My guest on this episode of the Love, Happiness and Success Podcast, Sir John Hargrave, is here to teach you how. Sir John is the author of Mindhacking: How to Change Your Mind For Good in 21 Days. I spoke with Sir John a few months ago before he released his book. In our “Mindhacking: Reprogram Your Brain” podcast he discussed tools and tips you can use to “debug” your brain and straighten out your thinking process.

Today, he’s back to share his latest adventures and advice with us. To prove how powerful his mind control techniques are, Sir John just undertook a 21 day fast. He’s here today to speak with us about the mental ju-jitsu he used on himself to accomplish this goal. He’s sharing his insights with you, so YOU can use similar strategies to make things happen in your own life.

Listen to Sir John’s great, specific advice and learn how to increase your motivation, your focus, and your sense of control. Learn more about Sir John and his book, his program, and his latest adventures in mind control at www.mindhacki.ng

Take Control of Your Life: Listen Now

 

(Was this helpful? If so please be sure to review the Love, Happiness & Success Podcast on iTunes. And don’t forget to subscribe so you don’t miss out on upcoming episodes!)

Mind Control: Take Charge of Your Life

by Dr. Lisa Marie Bobby | Love, Happiness & Success

Subscribe to the Love, Happiness & Success Podcast on iTunes & Stitcher.

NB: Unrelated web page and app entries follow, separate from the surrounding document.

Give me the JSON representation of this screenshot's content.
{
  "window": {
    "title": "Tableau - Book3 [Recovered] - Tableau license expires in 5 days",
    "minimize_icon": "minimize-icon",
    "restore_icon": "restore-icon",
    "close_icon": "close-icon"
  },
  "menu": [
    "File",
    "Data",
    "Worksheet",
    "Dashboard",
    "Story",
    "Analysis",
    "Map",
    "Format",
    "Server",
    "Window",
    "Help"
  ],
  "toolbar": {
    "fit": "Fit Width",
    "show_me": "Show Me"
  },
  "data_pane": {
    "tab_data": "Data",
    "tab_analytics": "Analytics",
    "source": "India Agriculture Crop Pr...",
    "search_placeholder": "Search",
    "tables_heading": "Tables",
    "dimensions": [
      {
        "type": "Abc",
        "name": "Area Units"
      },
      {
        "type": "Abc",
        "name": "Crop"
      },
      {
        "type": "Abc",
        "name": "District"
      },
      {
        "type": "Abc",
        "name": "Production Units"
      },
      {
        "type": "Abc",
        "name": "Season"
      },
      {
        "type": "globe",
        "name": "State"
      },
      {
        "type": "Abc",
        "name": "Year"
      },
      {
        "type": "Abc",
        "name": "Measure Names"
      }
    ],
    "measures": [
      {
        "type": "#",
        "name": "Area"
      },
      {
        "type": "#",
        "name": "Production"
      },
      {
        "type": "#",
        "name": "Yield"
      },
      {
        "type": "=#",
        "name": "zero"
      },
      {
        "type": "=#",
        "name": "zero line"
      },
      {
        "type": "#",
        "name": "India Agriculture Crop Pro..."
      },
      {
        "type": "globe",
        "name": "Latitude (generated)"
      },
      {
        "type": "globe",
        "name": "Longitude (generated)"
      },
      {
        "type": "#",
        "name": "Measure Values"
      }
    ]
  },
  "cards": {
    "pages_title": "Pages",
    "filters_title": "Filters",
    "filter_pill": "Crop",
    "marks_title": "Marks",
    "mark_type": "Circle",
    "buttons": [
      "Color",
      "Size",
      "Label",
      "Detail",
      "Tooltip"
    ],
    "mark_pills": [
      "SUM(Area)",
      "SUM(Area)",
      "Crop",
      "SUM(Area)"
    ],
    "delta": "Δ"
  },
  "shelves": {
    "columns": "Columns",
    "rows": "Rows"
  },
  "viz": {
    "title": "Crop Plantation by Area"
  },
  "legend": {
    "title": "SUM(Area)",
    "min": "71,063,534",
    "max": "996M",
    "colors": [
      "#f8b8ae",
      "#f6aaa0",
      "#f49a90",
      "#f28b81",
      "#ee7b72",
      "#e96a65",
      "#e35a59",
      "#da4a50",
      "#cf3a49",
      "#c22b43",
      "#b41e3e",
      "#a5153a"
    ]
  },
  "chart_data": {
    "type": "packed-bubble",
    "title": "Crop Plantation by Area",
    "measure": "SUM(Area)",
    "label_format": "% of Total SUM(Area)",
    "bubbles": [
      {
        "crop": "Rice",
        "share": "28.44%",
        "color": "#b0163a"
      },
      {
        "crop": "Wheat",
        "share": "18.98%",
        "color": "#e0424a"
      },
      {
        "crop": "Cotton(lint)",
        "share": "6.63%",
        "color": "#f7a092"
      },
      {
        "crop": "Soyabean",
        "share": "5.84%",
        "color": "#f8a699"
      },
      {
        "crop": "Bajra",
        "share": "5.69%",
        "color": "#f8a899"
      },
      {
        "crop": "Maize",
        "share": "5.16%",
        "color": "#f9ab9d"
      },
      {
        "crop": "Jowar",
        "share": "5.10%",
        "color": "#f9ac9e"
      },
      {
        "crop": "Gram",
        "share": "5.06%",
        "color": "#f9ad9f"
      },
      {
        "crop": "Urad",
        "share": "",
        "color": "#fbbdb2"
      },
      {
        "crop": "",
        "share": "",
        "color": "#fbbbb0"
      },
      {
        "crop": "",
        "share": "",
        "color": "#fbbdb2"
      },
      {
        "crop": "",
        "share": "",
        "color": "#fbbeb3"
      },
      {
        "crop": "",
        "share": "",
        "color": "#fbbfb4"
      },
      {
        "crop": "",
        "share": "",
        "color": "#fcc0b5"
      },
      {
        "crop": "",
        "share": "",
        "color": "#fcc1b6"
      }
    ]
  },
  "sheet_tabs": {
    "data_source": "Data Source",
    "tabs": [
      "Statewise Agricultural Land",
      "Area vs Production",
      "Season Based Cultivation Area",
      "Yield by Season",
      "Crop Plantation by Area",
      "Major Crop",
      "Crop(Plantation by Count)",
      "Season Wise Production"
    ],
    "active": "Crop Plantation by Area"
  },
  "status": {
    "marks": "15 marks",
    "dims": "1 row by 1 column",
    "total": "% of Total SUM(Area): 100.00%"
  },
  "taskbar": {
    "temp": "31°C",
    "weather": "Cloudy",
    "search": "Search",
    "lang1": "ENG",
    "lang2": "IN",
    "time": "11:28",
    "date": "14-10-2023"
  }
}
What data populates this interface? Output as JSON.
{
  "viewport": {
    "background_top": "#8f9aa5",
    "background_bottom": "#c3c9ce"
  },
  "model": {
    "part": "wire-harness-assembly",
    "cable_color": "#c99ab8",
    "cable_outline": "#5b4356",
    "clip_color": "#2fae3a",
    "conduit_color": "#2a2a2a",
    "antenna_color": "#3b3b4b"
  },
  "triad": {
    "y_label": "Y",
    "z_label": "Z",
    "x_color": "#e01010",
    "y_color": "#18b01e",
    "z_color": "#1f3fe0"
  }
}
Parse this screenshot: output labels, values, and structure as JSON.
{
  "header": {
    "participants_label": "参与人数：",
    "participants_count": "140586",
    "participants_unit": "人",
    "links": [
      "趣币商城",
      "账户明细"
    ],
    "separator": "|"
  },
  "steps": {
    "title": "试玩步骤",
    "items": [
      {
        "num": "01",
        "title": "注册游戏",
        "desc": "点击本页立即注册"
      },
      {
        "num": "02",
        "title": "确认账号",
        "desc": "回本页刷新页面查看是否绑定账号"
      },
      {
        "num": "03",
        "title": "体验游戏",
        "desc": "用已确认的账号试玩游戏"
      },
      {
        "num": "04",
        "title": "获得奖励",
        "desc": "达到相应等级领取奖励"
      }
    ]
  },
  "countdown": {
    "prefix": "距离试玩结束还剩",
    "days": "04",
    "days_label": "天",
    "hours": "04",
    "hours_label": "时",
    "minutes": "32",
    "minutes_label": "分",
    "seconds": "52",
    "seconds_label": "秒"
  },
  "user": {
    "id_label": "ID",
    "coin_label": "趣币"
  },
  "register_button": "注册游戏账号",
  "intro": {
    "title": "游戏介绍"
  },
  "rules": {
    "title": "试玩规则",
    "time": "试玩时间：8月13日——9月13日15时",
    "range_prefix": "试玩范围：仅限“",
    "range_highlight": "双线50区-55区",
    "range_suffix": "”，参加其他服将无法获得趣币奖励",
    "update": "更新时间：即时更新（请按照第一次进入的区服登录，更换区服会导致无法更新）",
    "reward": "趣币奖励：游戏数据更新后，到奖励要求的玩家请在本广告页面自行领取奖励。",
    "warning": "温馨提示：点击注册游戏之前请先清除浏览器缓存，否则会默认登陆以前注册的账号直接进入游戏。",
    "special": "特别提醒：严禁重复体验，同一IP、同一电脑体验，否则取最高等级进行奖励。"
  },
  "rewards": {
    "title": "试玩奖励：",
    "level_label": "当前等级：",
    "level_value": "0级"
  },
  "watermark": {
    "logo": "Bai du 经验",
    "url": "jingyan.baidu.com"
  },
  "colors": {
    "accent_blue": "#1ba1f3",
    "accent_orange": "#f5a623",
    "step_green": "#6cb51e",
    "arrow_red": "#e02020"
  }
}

Please, rate and review if you enjoy the Podcast!

The Love, Happiness & Success Podcast is Now on Stitcher!

Growing Self Counseling & Coaching
Growing Self
Loading...